Charles Butler, an English historian and lawyer, nephew of Alban Butler, born in London, Aug. 15, 1750, died there, June 2, 1832. He was called to the bar in 1791, being the first Roman Catholic admitted after the passing of the relief bill of that year, and gained a high reputation as a constitutional lawyer. His first work which attracted any attention was Horae Biblicm, a history of the original text, early versions, and printed editions of the Old and New Testaments, and also of the Koran, the Zend-Avesta, and the Edda (2 vols. 8vo, 1797-1807), which passed through five editions and a French translation. This was followed by Horm Juridicce Subsecivae, a connected series of notes respecting the geography, chronology, and literary history of the principal codes and original documents of the Grecian, Roman, feudal, and canon law. He continued and completed Hargrave's " Coke upon Littleton," supervised the 6th edition of Eearne's "Essay on Contingent Remainders," and contributed to Seward's " Anecdotes " an interesting " Essay on the Character of Lord Mansfield's Forensic Eloquence." He wrote a history of the geographical and political revolutions in the empire of Germany, and a "Historical and Literary Account of the Formularies, Confessions of Faith, or Symbolic Books of the Roman Catholic, Greek, and Principal Protestant Churches." During his last 25 years Mr. Butler devoted his pen especially to the vindication of the Catholic church.
He continued his uncle's "Lives of the Saints," and produced "Historical Memoirs of the English, Irish, and Scottish Catholics." When Southey's "Book of the Church " appeared, it was replied to in Butler's "Book of the Roman Catholic Church," which gave rise to a voluminous controversy.
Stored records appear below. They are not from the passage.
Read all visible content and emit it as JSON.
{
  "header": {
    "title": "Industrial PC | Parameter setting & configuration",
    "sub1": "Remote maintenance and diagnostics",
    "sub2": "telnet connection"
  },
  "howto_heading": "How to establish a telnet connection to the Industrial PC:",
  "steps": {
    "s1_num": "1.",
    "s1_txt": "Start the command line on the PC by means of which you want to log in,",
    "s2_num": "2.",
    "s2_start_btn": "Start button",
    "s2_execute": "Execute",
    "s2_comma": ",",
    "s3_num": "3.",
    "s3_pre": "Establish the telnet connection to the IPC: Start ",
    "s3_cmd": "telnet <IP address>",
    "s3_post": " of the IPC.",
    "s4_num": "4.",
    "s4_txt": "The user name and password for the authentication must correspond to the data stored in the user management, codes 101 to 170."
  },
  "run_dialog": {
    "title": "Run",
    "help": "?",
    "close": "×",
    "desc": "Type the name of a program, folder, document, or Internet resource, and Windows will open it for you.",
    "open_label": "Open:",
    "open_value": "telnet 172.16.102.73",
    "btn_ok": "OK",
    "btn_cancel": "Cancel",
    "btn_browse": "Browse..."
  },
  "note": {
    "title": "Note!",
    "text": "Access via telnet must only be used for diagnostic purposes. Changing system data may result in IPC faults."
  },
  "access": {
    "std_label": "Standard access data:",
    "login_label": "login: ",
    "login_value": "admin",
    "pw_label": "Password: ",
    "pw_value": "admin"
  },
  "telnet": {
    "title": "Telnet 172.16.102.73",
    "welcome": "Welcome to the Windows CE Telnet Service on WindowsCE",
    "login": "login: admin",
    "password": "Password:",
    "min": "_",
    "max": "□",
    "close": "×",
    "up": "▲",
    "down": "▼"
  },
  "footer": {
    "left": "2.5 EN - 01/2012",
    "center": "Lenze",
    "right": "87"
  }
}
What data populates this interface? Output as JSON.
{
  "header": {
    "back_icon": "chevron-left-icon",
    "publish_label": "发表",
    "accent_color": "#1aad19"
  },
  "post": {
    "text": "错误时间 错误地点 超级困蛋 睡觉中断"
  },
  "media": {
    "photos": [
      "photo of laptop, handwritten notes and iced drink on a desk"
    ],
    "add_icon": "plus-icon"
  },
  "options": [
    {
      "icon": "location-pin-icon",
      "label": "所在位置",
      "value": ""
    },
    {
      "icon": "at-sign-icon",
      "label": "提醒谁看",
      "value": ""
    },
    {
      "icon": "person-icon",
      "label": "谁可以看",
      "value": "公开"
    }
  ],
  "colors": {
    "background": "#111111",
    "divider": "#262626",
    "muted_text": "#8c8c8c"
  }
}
He also wrote biographies of Fene-lon, Bossuet, Erasmus, Grotius, etc. In 1822 was published the first volume of his " Reminiscences," an autobiography; the second appeared in 1827.